**Task to carry out**
Copy each line of the data exactly. Leave nothing out.

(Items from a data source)
━━━━━━

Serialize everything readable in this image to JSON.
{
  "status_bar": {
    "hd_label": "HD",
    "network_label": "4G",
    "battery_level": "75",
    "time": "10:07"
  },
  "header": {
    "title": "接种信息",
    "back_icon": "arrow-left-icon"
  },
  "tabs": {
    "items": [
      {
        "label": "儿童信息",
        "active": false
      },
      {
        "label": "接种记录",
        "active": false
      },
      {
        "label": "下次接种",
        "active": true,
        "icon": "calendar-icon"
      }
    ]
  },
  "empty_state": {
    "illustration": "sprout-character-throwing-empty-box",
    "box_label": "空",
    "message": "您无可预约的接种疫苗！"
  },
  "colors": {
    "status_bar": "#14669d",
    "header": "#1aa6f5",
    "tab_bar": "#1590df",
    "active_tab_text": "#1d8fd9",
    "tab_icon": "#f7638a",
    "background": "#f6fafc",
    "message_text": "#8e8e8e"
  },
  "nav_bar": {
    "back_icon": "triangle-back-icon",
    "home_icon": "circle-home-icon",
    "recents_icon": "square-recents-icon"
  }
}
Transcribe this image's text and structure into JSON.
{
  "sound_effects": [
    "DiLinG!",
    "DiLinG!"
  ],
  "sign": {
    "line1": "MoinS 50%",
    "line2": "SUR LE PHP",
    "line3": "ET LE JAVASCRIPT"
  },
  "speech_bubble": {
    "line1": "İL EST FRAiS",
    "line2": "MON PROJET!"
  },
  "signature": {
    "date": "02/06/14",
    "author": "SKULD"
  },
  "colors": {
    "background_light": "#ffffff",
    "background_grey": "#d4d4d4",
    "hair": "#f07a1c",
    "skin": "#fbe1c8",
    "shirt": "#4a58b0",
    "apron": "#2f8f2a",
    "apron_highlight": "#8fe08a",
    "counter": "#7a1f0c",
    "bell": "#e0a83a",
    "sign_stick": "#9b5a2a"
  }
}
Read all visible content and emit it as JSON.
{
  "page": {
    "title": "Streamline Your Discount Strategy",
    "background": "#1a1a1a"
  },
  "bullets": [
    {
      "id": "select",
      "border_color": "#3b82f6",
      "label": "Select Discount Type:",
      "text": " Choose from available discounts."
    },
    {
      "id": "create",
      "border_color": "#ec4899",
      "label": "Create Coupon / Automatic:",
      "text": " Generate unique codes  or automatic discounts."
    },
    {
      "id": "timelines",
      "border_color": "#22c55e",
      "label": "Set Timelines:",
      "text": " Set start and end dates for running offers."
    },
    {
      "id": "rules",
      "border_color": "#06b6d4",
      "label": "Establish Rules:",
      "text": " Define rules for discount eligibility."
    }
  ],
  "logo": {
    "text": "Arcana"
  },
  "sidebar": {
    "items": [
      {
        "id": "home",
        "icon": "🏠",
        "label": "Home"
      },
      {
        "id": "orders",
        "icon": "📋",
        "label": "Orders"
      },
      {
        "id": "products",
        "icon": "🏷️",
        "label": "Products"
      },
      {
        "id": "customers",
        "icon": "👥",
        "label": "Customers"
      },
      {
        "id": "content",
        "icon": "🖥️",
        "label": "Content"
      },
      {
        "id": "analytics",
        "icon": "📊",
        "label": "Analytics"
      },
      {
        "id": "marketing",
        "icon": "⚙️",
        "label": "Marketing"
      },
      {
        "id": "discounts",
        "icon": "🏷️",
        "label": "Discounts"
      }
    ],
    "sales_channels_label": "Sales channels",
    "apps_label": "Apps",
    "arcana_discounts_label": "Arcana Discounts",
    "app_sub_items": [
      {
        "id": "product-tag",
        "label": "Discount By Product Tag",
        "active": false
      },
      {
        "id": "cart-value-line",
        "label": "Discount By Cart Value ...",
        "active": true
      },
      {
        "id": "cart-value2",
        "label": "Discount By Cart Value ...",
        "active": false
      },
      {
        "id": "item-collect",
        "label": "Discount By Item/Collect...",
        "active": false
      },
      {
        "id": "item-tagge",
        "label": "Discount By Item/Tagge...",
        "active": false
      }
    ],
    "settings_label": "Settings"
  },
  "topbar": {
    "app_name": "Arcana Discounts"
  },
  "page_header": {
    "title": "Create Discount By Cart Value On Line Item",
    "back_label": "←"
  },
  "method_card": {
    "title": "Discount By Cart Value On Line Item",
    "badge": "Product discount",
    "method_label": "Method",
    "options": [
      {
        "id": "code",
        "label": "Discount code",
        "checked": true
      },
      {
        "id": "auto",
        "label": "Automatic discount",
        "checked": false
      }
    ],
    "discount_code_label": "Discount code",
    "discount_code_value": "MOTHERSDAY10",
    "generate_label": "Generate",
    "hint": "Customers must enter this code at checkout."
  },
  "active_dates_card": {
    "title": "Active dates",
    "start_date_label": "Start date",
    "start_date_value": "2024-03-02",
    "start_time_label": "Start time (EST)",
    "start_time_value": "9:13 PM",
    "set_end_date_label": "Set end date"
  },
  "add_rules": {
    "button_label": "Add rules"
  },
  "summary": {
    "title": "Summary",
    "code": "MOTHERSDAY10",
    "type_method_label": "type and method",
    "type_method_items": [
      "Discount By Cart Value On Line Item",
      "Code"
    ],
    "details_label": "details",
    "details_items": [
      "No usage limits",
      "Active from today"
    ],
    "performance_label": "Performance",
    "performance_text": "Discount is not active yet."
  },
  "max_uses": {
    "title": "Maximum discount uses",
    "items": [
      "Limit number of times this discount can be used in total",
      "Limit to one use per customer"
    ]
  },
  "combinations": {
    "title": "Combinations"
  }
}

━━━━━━

**Answer space**
Serialize everything readable in this image to JSON.
{
  "status_bar": {
    "hd_label": "HD",
    "network_label": "4G",
    "battery_level": "75",
    "time": "10:07"
  },
  "header": {
    "title": "接种信息",
    "back_icon": "arrow-left-icon"
  },
  "tabs": {
    "items": [
      {
        "label": "儿童信息",
        "active": false
      },
      {
        "label": "接种记录",
        "active": false
      },
      {
        "label": "下次接种",
        "active": true,
        "icon": "calendar-icon"
      }
    ]
  },
  "empty_state": {
    "illustration": "sprout-character-throwing-empty-box",
    "box_label": "空",
    "message": "您无可预约的接种疫苗！"
  },
  "colors": {
    "status_bar": "#14669d",
    "header": "#1aa6f5",
    "tab_bar": "#1590df",
    "active_tab_text": "#1d8fd9",
    "tab_icon": "#f7638a",
    "background": "#f6fafc",
    "message_text": "#8e8e8e"
  },
  "nav_bar": {
    "back_icon": "triangle-back-icon",
    "home_icon": "circle-home-icon",
    "recents_icon": "square-recents-icon"
  }
}
Transcribe this image's text and structure into JSON.
{
  "sound_effects": [
    "DiLinG!",
    "DiLinG!"
  ],
  "sign": {
    "line1": "MoinS 50%",
    "line2": "SUR LE PHP",
    "line3": "ET LE JAVASCRIPT"
  },
  "speech_bubble": {
    "line1": "İL EST FRAiS",
    "line2": "MON PROJET!"
  },
  "signature": {
    "date": "02/06/14",
    "author": "SKULD"
  },
  "colors": {
    "background_light": "#ffffff",
    "background_grey": "#d4d4d4",
    "hair": "#f07a1c",
    "skin": "#fbe1c8",
    "shirt": "#4a58b0",
    "apron": "#2f8f2a",
    "apron_highlight": "#8fe08a",
    "counter": "#7a1f0c",
    "bell": "#e0a83a",
    "sign_stick": "#9b5a2a"
  }
}
Read all visible content and emit it as JSON.
{
  "page": {
    "title": "Streamline Your Discount Strategy",
    "background": "#1a1a1a"
  },
  "bullets": [
    {
      "id": "select",
      "border_color": "#3b82f6",
      "label": "Select Discount Type:",
      "text": " Choose from available discounts."
    },
    {
      "id": "create",
      "border_color": "#ec4899",
      "label": "Create Coupon / Automatic:",
      "text": " Generate unique codes  or automatic discounts."
    },
    {
      "id": "timelines",
      "border_color": "#22c55e",
      "label": "Set Timelines:",
      "text": " Set start and end dates for running offers."
    },
    {
      "id": "rules",
      "border_color": "#06b6d4",
      "label": "Establish Rules:",
      "text": " Define rules for discount eligibility."
    }
  ],
  "logo": {
    "text": "Arcana"
  },
  "sidebar": {
    "items": [
      {
        "id": "home",
        "icon": "🏠",
        "label": "Home"
      },
      {
        "id": "orders",
        "icon": "📋",
        "label": "Orders"
      },
      {
        "id": "products",
        "icon": "🏷️",
        "label": "Products"
      },
      {
        "id": "customers",
        "icon": "👥",
        "label": "Customers"
      },
      {
        "id": "content",
        "icon": "🖥️",
        "label": "Content"
      },
      {
        "id": "analytics",
        "icon": "📊",
        "label": "Analytics"
      },
      {
        "id": "marketing",
        "icon": "⚙️",
        "label": "Marketing"
      },
      {
        "id": "discounts",
        "icon": "🏷️",
        "label": "Discounts"
      }
    ],
    "sales_channels_label": "Sales channels",
    "apps_label": "Apps",
    "arcana_discounts_label": "Arcana Discounts",
    "app_sub_items": [
      {
        "id": "product-tag",
        "label": "Discount By Product Tag",
        "active": false
      },
      {
        "id": "cart-value-line",
        "label": "Discount By Cart Value ...",
        "active": true
      },
      {
        "id": "cart-value2",
        "label": "Discount By Cart Value ...",
        "active": false
      },
      {
        "id": "item-collect",
        "label": "Discount By Item/Collect...",
        "active": false
      },
      {
        "id": "item-tagge",
        "label": "Discount By Item/Tagge...",
        "active": false
      }
    ],
    "settings_label": "Settings"
  },
  "topbar": {
    "app_name": "Arcana Discounts"
  },
  "page_header": {
    "title": "Create Discount By Cart Value On Line Item",
    "back_label": "←"
  },
  "method_card": {
    "title": "Discount By Cart Value On Line Item",
    "badge": "Product discount",
    "method_label": "Method",
    "options": [
      {
        "id": "code",
        "label": "Discount code",
        "checked": true
      },
      {
        "id": "auto",
        "label": "Automatic discount",
        "checked": false
      }
    ],
    "discount_code_label": "Discount code",
    "discount_code_value": "MOTHERSDAY10",
    "generate_label": "Generate",
    "hint": "Customers must enter this code at checkout."
  },
  "active_dates_card": {
    "title": "Active dates",
    "start_date_label": "Start date",
    "start_date_value": "2024-03-02",
    "start_time_label": "Start time (EST)",
    "start_time_value": "9:13 PM",
    "set_end_date_label": "Set end date"
  },
  "add_rules": {
    "button_label": "Add rules"
  },
  "summary": {
    "title": "Summary",
    "code": "MOTHERSDAY10",
    "type_method_label": "type and method",
    "type_method_items": [
      "Discount By Cart Value On Line Item",
      "Code"
    ],
    "details_label": "details",
    "details_items": [
      "No usage limits",
      "Active from today"
    ],
    "performance_label": "Performance",
    "performance_text": "Discount is not active yet."
  },
  "max_uses": {
    "title": "Maximum discount uses",
    "items": [
      "Limit number of times this discount can be used in total",
      "Limit to one use per customer"
    ]
  },
  "combinations": {
    "title": "Combinations"
  }
}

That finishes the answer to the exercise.